Web page and app entries
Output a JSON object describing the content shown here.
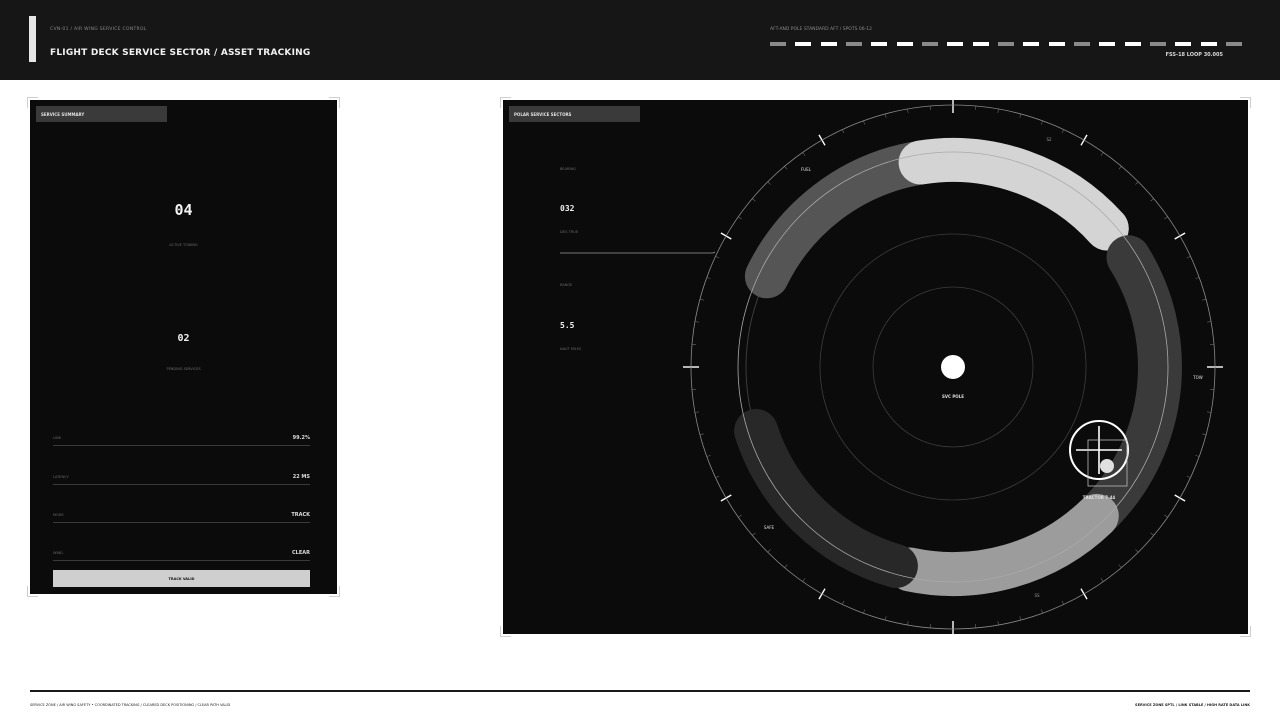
{
  "header": {
    "subtitle": "CVN-01 / AIR WING SERVICE CONTROL",
    "title": "FLIGHT DECK SERVICE SECTOR / ASSET TRACKING",
    "strip_label": "AFT-AND POLE STANDARD AFT / SPOTS 06-12",
    "strip_pattern": [
      "mid",
      "hi",
      "hi",
      "mid",
      "hi",
      "hi",
      "mid",
      "hi",
      "hi",
      "mid",
      "hi",
      "hi",
      "mid",
      "hi",
      "hi",
      "mid",
      "hi",
      "hi",
      "mid"
    ],
    "loop": "FSS-18  LOOP 30.005"
  },
  "summary": {
    "tab_label": "SERVICE SUMMARY",
    "active_count": "04",
    "active_label": "ACTIVE TOWING",
    "pending_count": "02",
    "pending_label": "PENDING SERVICES",
    "rows": [
      {
        "key": "LINK",
        "value": "99.2%"
      },
      {
        "key": "LATENCY",
        "value": "22 MS"
      },
      {
        "key": "MODE",
        "value": "TRACK"
      },
      {
        "key": "WIND",
        "value": "CLEAR"
      }
    ],
    "button_label": "TRACK VALID"
  },
  "polar": {
    "tab_label": "POLAR SERVICE SECTORS",
    "readouts": [
      {
        "key": "BEARING",
        "value": "032",
        "unit": "DEG TRUE"
      },
      {
        "key": "RANGE",
        "value": "5.5",
        "unit": "NAUT MILES"
      }
    ],
    "center_label": "SVC POLE",
    "sector_labels": {
      "fuel": "FUEL",
      "s2": "S2",
      "tow": "TOW",
      "safe": "SAFE",
      "ss": "SS"
    },
    "target_label": "TRACTOR 7-44",
    "colors": {
      "light": "#d4d4d4",
      "mid": "#555555",
      "dark": "#3a3a3a",
      "darker": "#282828",
      "gray": "#9c9c9c"
    }
  },
  "footer": {
    "left": "SERVICE ZONE / AIR WING SAFETY • COORDINATED TRACKING / CLEARED DECK POSITIONING / CLEAR PATH VALID",
    "right": "SERVICE ZONE SPTL / LINK STABLE / HIGH RATE DATA LINK"
  }
}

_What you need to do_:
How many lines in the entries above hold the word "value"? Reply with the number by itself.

_Exercise answer_:
6